Biden, who campaigned in his hometown of Scranton, Pa., hours before Trump arrived in the state, accused the president of catering to the wealthy.
"If you’re going to restore the middle class, we need to start to reward work again, not just wealth," Biden said.
He also criticized Trump for pulling out of the Paris climate change accord, saying the United States needs to "lead by example" to counter what Biden called "the greatest threat that we’ve ever seen to humanity."
Biden pledged that his first act as president would be to rejoin the accord and said he’d invite leaders of the 173 countries that have signed the pledge to Washington "to up the ante of what they promised to do and hold them accountable."

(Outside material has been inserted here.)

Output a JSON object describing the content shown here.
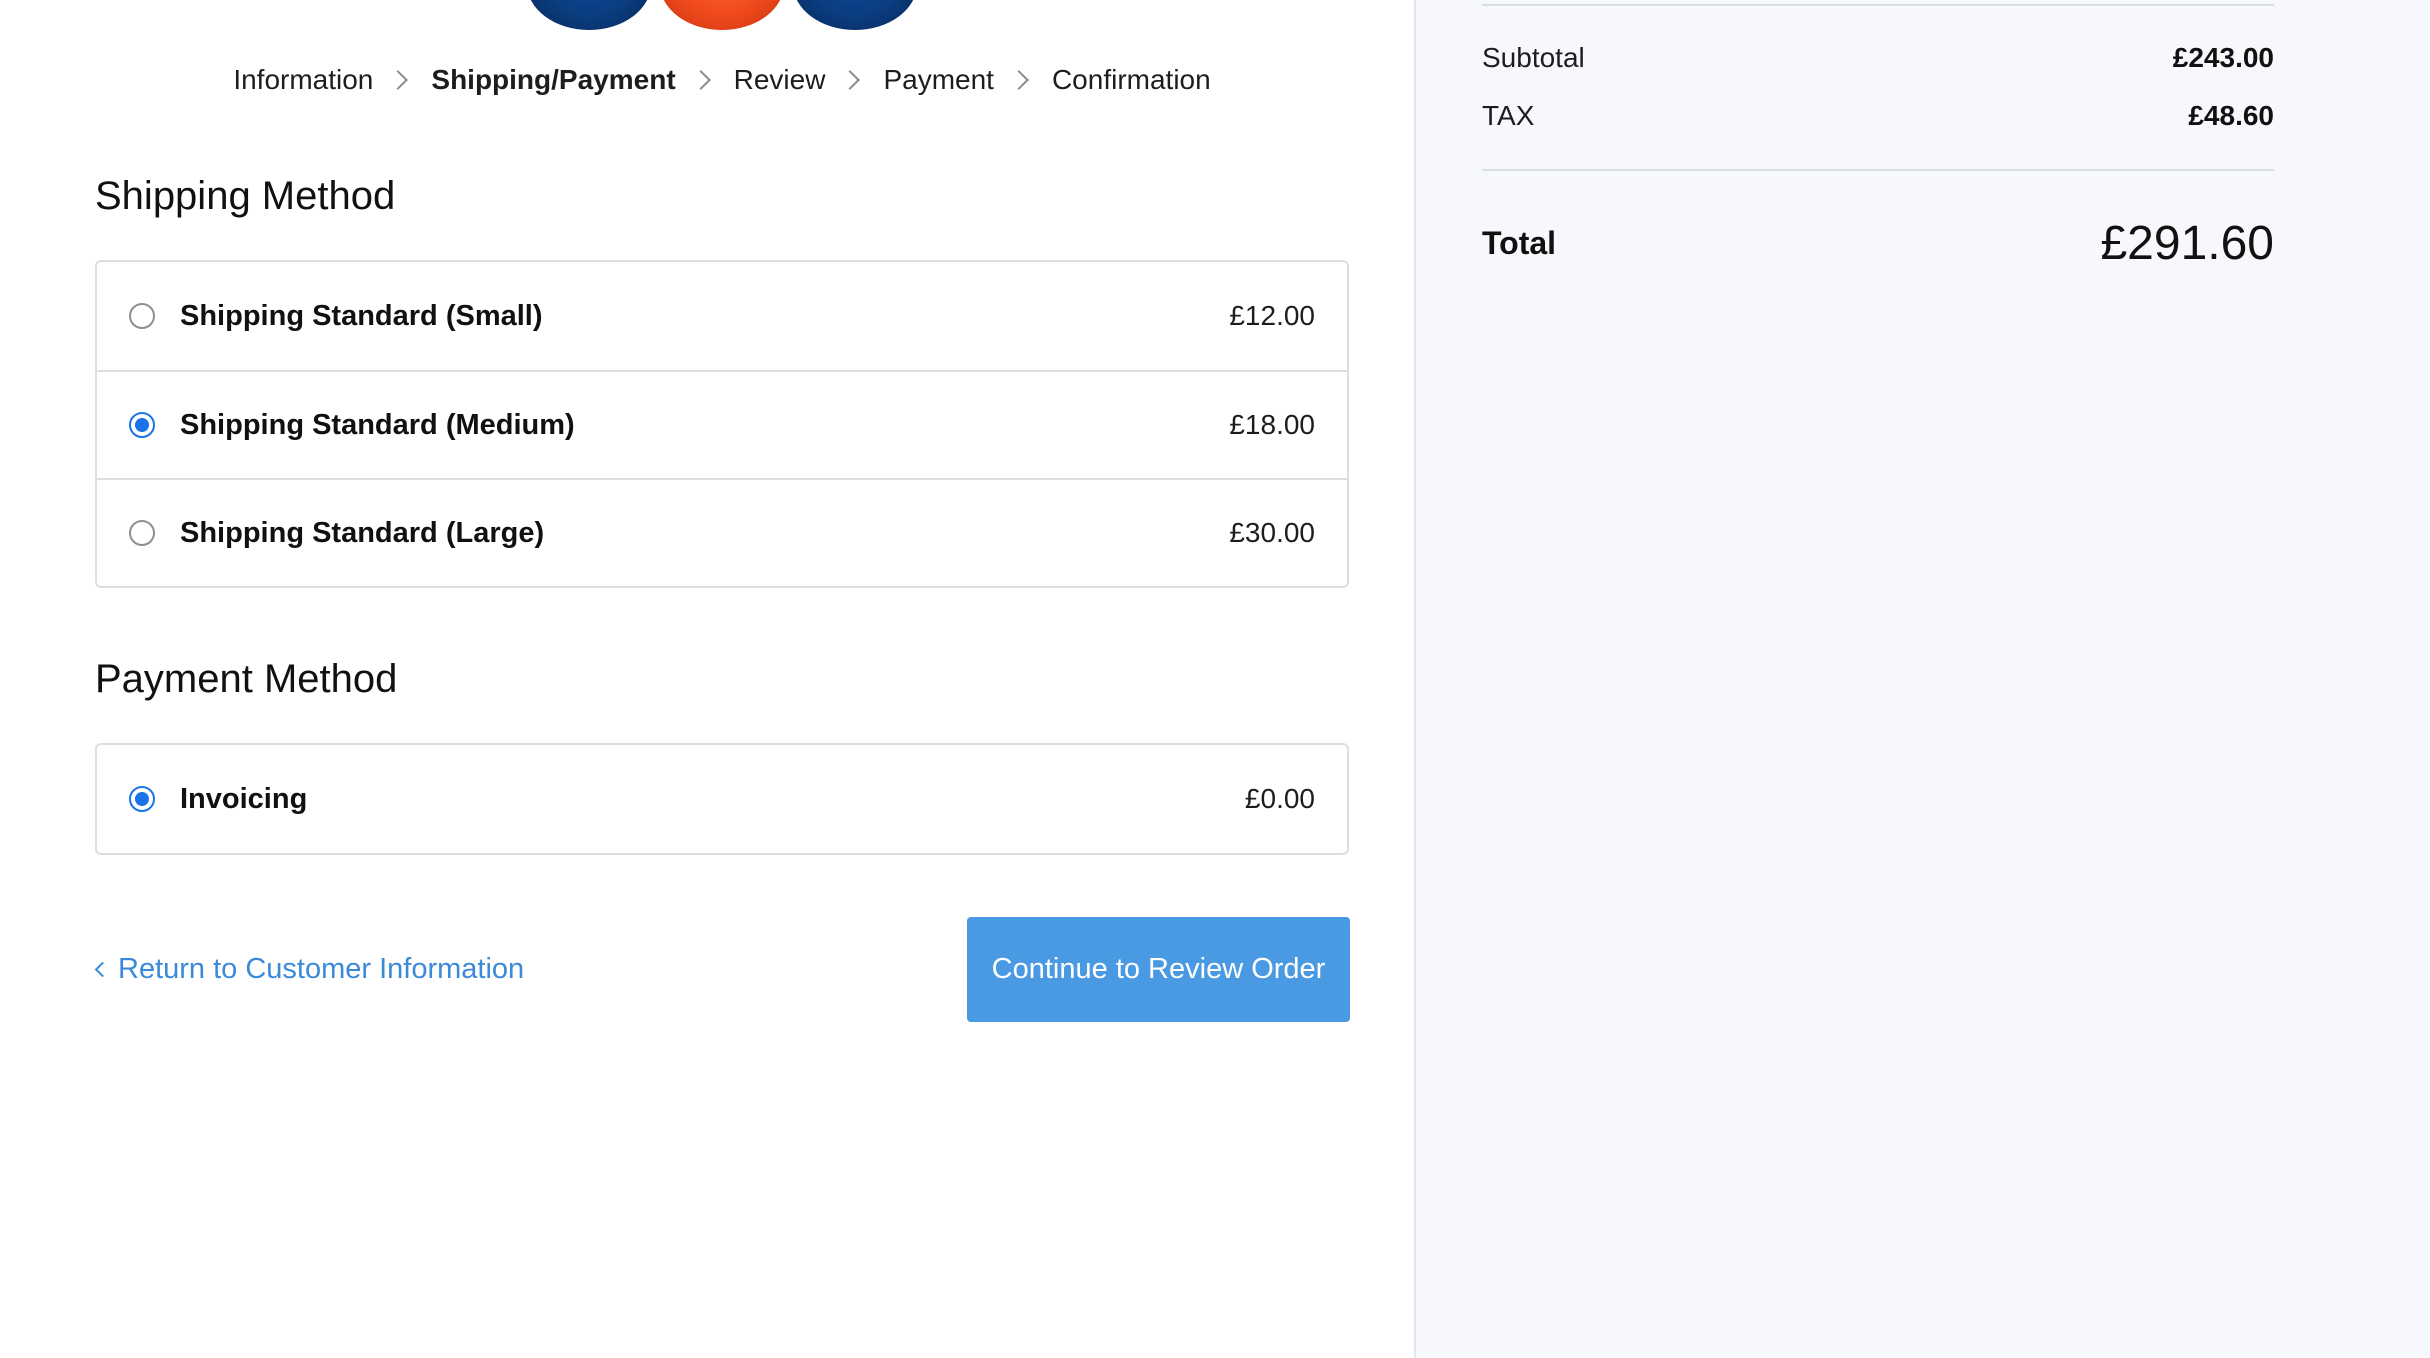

Biden didn’t mention fracking but said his plans would include cutting carbon "by an enormous amount" and making a "historic investment in clean energy research and technology."
A poll last month by the Republican public affairs firm Firehouse Strategies and 0ptimus found Trump’s approval rating underwater in the state.
Only 43% of Pennsylvania voters approved of his job performance in the September survey.
The same poll found him trailing the three leading Democratic candidates, though within the poll’s margin of error.
Biden led Trump 45% to 41%, Sanders leads 44% to 42%, while Warren held a 43% to 41% lead — within the poll’s margin of error of plus or minus 4.2 percentage points.
Trump was introduced by Harold Hamm, CEO of the oil and natural gas producer Continental Resources Inc., a vocal Trump supporter who advised him on energy matters during the 2016 campaign.